Les Faux de Verzy, in the mountains of Reims, is a deciduous forest. No ordinary forest, though, as its denizens include the enigmatic beech trees called ‘tortuosa’ – trees that are almost exceptional in Europe (they can be found in particular forests in Germany and Sweden but are otherwise restricted to this forest in France) and which resemble larger scale bonsais, with their deformed looking trunks and branches.
These trees themselves lend a mystical air to the forest all year round but, come autumn, can easily be upstaged by the spectacle of rust and maroon, violet and gold, ochre and peach, coral and plum, as the leaves change and tumble to the forest floor, and, in doing so, change the entire dynamic of the forest.
The whistle of the wind in the tree tops, as it caresses and tickles the leaves and branches of the tallest trees, seems more audible at this time of year. The crunch and crackle of the leaves underfoot can also be heard, as the brittleness – seemingly a kind of vocal stubbornness on the part of the leaves not to yield to the weight exerted upon them by those taking an afternoon stroll – replaces the suppleness of the summer leaves strengthened by warmth, sunshine and an abundance of chlorophyll.
The air is fresh and cool in autumn and tinged with a subtle scent, a scent that conjures much more than mere adjectives can characterise. ‘Earthy’ says everything and yet nothing. In any case, it is inconsistent – walk five steps in any direction and it changes, from a box of mushrooms opened after five days in the dark to a box of newly chopped firewood, from the fine, black compost in an advanced stage of decomposition to that pile of leaves that one adds to a compost bin in the earliest possible stage of decomposition.

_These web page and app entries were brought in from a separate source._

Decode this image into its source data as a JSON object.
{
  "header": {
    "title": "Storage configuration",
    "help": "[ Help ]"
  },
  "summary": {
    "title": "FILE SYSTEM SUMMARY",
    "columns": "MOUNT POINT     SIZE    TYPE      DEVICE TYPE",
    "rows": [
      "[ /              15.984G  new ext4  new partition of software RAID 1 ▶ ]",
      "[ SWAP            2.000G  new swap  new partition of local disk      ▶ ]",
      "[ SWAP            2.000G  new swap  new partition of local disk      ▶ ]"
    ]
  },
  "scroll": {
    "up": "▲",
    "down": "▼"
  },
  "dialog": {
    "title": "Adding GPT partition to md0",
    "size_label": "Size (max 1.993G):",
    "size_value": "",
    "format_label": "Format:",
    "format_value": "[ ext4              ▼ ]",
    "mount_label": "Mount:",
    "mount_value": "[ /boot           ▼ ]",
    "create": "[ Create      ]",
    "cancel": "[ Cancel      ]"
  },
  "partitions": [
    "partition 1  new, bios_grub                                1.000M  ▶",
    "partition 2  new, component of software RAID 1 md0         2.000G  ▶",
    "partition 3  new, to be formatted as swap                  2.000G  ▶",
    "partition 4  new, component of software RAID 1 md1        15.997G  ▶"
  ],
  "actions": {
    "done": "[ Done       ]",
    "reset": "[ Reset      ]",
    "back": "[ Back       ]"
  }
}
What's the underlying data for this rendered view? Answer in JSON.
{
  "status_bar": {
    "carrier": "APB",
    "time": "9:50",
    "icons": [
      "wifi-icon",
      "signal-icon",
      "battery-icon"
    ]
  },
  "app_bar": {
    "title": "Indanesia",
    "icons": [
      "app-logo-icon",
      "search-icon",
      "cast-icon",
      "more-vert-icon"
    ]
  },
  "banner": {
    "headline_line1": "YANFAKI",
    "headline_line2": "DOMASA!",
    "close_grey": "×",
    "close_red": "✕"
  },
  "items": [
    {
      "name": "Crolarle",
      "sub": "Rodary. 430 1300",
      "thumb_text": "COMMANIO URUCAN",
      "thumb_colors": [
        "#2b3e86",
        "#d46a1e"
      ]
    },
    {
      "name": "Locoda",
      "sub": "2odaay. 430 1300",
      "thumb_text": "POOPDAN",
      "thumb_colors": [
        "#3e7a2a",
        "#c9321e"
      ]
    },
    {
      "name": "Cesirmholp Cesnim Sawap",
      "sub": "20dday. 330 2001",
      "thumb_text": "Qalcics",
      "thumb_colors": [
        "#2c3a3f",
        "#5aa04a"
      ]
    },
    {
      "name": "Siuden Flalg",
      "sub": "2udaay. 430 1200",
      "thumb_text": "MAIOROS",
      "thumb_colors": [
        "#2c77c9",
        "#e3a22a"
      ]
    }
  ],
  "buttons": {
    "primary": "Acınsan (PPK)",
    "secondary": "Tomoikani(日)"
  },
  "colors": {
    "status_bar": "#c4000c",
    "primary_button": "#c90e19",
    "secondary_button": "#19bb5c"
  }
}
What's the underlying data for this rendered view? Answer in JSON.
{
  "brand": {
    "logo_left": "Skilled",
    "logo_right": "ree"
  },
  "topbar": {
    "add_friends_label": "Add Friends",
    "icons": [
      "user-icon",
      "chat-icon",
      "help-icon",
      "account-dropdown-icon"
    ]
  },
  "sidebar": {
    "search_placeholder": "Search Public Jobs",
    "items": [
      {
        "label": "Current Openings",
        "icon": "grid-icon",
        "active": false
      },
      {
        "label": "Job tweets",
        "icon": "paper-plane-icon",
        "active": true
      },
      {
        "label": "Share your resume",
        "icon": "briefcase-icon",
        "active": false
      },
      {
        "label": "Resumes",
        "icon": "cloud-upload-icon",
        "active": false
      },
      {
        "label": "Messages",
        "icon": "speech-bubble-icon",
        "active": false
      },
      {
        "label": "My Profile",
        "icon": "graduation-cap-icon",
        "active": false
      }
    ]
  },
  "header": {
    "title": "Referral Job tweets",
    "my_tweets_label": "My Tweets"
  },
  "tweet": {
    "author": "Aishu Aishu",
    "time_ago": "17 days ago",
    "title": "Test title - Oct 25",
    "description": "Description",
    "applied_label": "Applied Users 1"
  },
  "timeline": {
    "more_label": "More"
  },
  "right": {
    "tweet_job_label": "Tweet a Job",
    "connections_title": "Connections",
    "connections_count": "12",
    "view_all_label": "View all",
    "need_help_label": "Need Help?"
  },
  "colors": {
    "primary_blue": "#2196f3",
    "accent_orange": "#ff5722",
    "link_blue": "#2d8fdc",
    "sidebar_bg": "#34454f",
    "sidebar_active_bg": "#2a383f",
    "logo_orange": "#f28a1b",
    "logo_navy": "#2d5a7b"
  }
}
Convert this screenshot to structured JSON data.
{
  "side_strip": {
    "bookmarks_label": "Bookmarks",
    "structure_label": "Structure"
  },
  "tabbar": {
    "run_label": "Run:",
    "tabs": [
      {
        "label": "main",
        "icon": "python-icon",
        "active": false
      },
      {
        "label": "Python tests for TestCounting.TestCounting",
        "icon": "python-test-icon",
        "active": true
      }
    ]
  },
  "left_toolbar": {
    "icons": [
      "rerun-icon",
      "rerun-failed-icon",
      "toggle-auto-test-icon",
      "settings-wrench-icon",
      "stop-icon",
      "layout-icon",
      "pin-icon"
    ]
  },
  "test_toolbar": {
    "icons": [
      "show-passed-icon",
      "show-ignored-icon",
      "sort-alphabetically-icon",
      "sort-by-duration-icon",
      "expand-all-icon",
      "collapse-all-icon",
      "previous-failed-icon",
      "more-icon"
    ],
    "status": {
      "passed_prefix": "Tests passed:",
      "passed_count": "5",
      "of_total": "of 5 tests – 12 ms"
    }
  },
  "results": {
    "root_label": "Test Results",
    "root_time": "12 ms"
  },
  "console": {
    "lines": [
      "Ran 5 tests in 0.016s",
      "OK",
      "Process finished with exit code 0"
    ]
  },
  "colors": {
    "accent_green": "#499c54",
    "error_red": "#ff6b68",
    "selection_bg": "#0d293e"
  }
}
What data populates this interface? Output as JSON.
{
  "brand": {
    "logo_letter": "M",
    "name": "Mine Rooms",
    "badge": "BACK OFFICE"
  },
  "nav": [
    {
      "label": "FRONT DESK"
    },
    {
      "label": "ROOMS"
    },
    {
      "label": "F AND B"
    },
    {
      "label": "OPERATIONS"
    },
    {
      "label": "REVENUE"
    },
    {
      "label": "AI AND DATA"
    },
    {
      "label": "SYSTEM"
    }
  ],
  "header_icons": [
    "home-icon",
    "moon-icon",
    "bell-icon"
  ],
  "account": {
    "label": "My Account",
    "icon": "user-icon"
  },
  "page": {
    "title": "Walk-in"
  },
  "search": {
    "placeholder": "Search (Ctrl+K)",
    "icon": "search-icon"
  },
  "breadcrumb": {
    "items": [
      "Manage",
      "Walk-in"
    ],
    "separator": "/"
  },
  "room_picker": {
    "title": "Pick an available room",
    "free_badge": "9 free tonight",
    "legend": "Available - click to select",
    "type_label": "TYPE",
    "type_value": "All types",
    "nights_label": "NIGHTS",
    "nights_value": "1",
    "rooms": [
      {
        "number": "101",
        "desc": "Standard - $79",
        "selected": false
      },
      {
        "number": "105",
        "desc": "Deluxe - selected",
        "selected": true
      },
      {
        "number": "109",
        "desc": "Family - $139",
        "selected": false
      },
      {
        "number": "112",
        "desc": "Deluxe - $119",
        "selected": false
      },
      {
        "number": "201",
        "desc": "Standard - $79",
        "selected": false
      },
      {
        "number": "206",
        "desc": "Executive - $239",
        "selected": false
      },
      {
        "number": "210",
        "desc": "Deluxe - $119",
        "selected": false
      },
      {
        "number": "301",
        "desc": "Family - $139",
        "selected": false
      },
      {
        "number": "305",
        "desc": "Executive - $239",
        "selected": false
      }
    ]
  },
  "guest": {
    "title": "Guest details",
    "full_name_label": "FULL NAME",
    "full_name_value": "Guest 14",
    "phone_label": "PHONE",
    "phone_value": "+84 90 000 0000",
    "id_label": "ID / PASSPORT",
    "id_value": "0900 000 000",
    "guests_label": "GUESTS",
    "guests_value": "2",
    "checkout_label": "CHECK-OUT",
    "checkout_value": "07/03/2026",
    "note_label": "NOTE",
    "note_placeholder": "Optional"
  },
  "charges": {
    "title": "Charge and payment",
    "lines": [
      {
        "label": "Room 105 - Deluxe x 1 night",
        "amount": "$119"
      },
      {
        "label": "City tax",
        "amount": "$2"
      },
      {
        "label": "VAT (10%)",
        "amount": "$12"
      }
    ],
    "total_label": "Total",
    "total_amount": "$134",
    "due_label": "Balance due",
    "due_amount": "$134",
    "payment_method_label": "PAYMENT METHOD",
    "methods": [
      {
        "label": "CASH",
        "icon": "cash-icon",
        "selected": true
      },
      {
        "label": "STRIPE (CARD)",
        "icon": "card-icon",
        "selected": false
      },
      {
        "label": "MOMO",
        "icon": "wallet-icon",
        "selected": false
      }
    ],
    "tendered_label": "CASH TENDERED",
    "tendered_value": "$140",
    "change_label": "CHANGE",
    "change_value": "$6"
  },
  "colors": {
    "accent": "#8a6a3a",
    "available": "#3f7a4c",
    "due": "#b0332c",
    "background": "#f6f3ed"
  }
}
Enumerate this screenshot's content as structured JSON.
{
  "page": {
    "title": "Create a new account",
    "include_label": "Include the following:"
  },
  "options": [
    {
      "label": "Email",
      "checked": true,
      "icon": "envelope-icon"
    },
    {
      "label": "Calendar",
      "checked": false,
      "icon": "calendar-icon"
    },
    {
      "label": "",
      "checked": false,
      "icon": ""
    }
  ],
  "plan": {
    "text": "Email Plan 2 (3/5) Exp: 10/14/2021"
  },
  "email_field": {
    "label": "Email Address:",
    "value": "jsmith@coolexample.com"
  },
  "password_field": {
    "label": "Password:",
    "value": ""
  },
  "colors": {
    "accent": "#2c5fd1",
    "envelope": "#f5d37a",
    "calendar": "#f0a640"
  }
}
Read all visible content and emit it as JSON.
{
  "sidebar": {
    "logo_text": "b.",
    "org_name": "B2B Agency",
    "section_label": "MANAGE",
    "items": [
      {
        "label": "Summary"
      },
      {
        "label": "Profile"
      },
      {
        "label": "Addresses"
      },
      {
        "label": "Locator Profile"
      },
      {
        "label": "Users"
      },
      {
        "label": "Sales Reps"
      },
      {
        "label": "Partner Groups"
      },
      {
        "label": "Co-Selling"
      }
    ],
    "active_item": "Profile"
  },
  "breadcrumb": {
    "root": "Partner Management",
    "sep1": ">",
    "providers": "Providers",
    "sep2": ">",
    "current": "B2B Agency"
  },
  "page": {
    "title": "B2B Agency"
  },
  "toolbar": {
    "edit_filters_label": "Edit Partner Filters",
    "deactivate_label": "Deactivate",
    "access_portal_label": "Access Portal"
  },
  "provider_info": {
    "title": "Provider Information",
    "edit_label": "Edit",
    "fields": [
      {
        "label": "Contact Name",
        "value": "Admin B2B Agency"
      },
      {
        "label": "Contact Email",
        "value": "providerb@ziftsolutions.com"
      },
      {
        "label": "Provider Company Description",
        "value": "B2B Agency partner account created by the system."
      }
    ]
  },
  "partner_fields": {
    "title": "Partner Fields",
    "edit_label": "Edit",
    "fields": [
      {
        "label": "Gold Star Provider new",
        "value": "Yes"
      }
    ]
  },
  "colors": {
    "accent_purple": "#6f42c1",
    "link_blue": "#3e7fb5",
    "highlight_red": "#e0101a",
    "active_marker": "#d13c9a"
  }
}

A forest in autumn is rather like stopping for lunch at a decrepit café at an Autoroute exit, only to find Joël Robuchon in the kitchen and a view of Lake Lucerne from the terrace – on the face of it, the promise of little, yet, the offer of a reality infinitely more pleasurable than one could have imagined.
A midday meander can easily become a six hour stroll, with only the impending darkness and the ravage of an appetite enough to pull one from the magic of the forest. An appetite which is, at this time of year, most suitably satiated by a raclette in front of the crackle of an open fireplace and a bottle of warming ratafia, the other alcoholic speciality of the Champagne region.